AIM OF THE EXERCISE >> Filter these entries down to the lines that hold the word "content", and show each of them.

Interface dataset entries:

——

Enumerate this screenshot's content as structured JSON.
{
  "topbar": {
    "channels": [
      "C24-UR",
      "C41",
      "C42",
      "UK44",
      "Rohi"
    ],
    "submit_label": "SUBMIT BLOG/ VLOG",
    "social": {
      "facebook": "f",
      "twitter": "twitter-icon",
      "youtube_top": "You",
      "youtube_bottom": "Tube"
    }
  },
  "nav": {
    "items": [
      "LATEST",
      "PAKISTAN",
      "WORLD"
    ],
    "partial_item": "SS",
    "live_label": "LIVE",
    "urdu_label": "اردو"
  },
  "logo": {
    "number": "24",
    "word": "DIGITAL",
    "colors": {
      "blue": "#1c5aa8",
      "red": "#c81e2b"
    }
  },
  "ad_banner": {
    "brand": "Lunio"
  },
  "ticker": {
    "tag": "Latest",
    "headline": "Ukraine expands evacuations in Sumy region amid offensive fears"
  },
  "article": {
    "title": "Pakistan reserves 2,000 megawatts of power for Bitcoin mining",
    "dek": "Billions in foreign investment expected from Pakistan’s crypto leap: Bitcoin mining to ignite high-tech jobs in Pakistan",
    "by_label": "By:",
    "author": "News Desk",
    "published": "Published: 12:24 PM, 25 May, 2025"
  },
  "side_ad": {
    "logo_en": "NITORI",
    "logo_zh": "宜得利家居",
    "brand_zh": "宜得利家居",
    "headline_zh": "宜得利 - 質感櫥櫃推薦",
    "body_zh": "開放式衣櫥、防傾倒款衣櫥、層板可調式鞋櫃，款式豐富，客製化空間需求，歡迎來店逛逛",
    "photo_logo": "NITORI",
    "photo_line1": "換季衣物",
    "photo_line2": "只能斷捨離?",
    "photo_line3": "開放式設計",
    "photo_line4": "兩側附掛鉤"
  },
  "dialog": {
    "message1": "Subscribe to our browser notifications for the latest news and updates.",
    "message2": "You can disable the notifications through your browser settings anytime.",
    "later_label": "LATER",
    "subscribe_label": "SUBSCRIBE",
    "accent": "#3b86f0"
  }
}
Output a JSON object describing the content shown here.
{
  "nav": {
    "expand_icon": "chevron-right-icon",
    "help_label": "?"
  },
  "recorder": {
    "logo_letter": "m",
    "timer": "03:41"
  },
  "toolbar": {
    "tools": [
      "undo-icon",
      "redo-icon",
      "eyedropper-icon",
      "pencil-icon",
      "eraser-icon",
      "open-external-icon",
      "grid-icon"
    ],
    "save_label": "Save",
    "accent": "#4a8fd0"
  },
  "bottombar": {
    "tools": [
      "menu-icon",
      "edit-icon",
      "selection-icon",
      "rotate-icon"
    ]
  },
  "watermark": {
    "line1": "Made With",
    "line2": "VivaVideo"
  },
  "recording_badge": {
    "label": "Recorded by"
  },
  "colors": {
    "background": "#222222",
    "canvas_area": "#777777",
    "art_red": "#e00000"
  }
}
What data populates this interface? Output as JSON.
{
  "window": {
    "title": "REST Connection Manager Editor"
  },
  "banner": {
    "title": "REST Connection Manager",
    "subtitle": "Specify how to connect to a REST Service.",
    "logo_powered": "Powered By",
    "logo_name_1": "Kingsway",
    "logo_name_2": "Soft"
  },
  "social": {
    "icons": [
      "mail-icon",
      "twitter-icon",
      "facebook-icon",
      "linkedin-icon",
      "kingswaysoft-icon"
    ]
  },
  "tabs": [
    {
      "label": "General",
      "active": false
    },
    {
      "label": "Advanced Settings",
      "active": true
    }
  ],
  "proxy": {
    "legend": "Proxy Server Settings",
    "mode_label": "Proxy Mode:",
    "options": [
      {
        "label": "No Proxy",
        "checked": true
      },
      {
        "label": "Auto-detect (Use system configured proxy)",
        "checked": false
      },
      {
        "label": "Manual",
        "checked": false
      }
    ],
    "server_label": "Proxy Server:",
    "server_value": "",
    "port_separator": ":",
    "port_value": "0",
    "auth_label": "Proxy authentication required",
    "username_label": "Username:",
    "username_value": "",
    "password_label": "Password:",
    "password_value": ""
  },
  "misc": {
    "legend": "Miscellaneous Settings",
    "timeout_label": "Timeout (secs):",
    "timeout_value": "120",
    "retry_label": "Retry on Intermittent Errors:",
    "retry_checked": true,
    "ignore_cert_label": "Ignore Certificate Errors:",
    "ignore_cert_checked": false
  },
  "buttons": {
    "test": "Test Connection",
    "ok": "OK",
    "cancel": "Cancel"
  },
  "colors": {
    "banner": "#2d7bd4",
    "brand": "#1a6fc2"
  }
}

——

RESPONSE TO THE TASK >>
Enumerate this screenshot's content as structured JSON.
Output a JSON object describing the content shown here.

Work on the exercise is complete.